To read more about this wonderful resource, visit IDESR.org.
You can also follow updates about the project at IDESRblog.wordpress.com and by following IDESR on Twitter @IDESR_org.
The Centre for Literacy and Multilingualism (CeLM) is holding a series of online events to explore what it means to be a multilingual speaker today. Join to find out what research has got to say about exciting new developments in the fields of language and literacy, education, health, neuroscience, and migration: https://bit.ly/2ThYjTO
The events are free to attend and will be held online, but you will need to pre-register here: https://bit.ly/2QWlLoS
All events will be 6-7pm British Summer Time.
In response to the Department for Education announcement that GCSE exams will be replaced with teacher assessment for the second year running, The Bell Foundation has created four guides, one each for learners, parents/carers, senior leaders and teachers. The parent/carer and learner guides have now been translated into 17 of the most commonly spoken languages in the classroom. Teachers are encouraged to share the guides with parents and learners by email, by post, or face-to-face.
The other two guides, one for senior leaders and one for teachers, offer advice and suggestions on how to ensure the best outcomes for learners using EAL within teacher assessments. The impact of school closures on learners is likely to be considerable as many will have experienced some degree of learning loss during this time. For pupils using EAL this may also include potential language loss and be particularly significant for late arrivals to the UK school system and those who are new to English.
Resources linked below:
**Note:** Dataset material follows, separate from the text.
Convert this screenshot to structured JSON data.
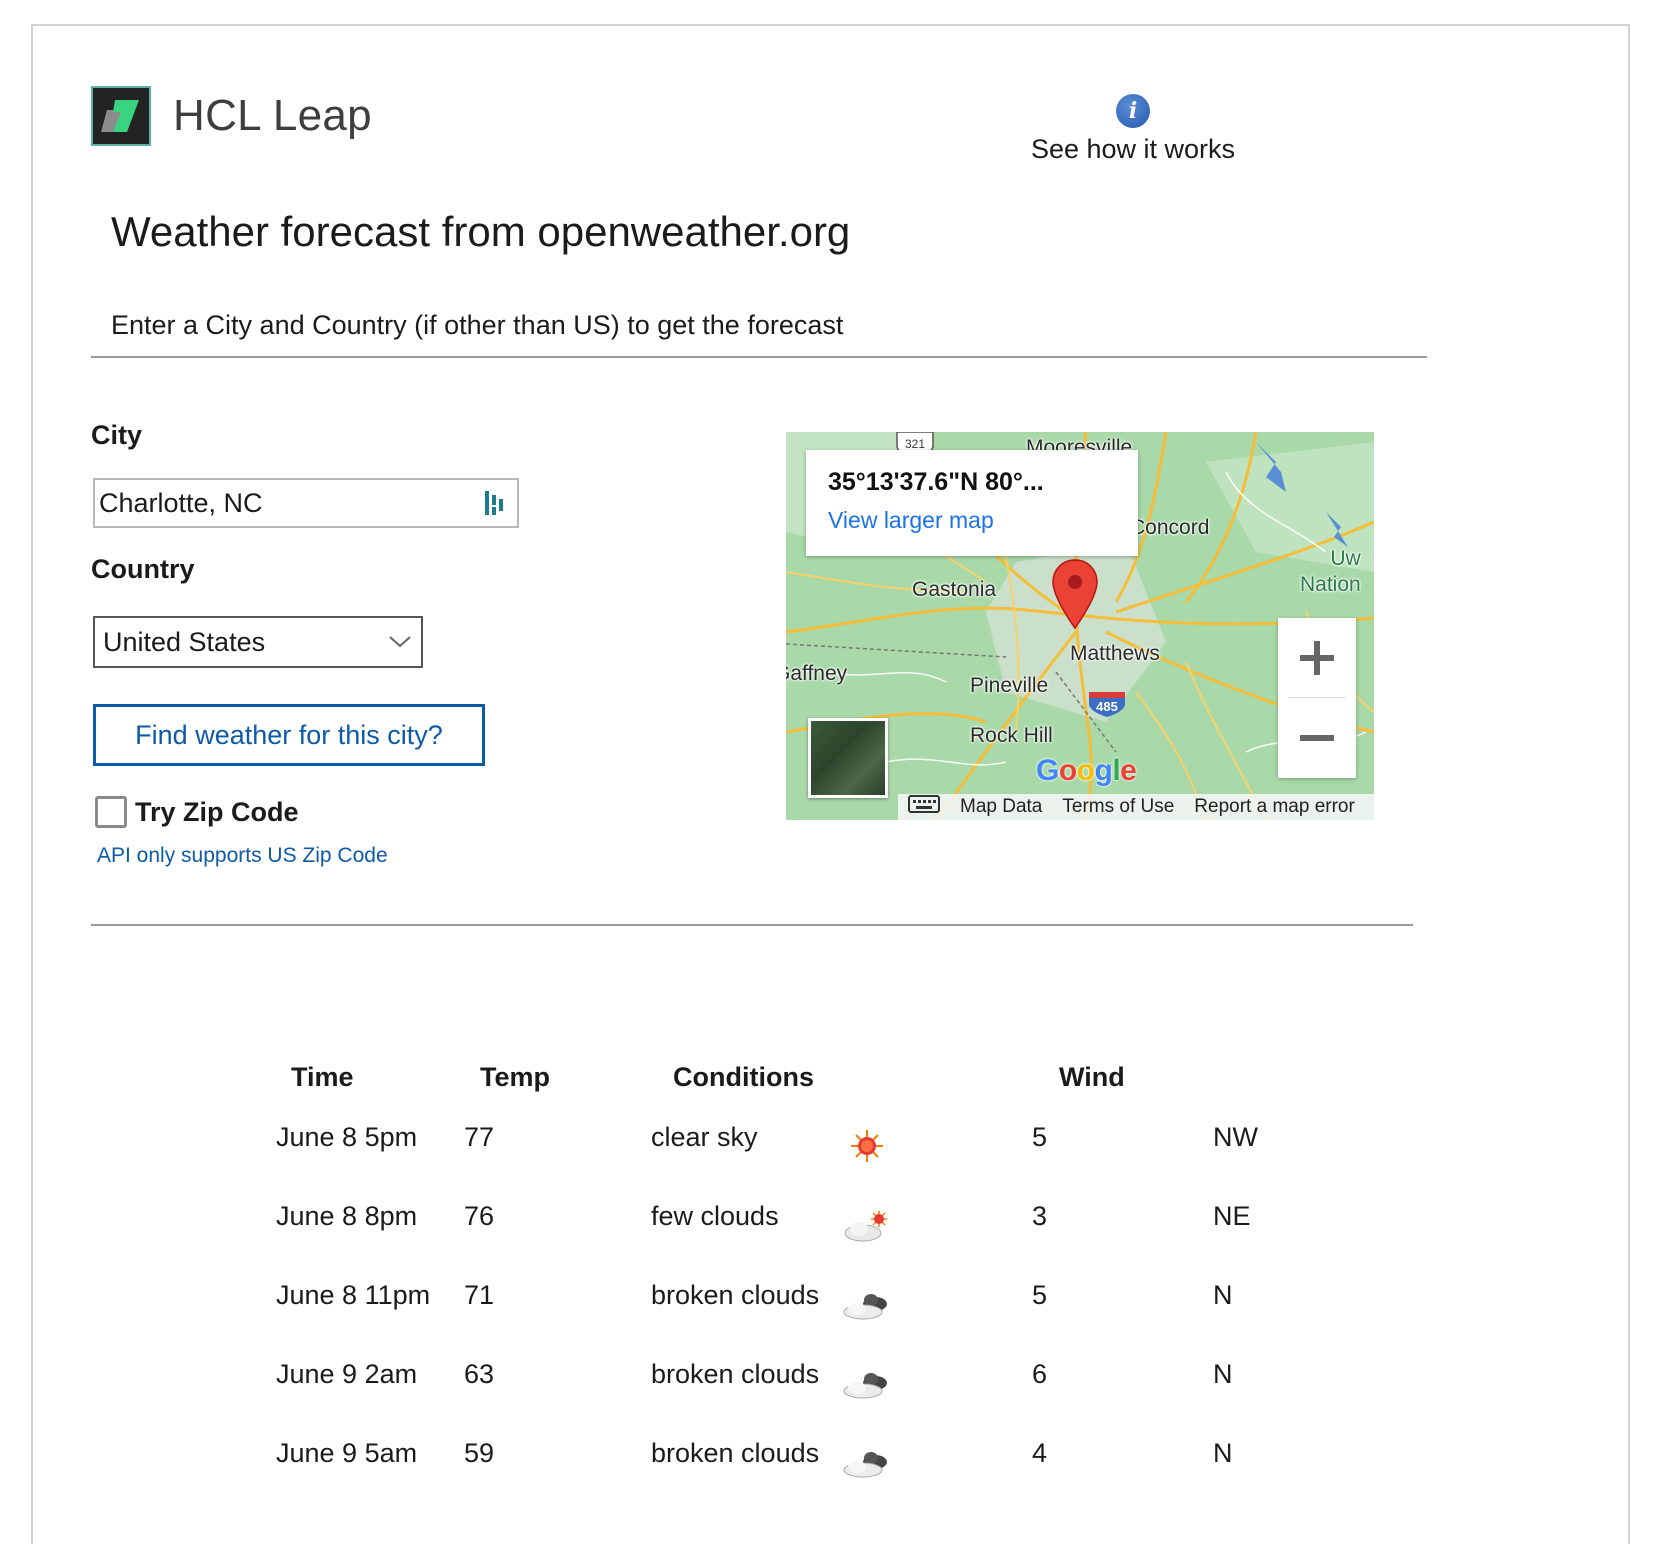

|In the latest best practice article from The Bell Foundation, Silvana Richardson, Strategic Education Advisor for the Foundation, examines EAL in the new Early Career Framework. From September, it will become a statutory requirement for all schools to offer, and for all early career teachers (ECTs) to undertake, a two-year professional development support and training programme based on the Early Career Framework. The focus is on quality learning for all which means there is no mention of EAL within the framework. |
The below articles, therefore, provide practical advice for schools on how to identify opportunities to apply an “EAL lens” as ECF sessions are planned and how to select, adapt and create materials based on the generic content.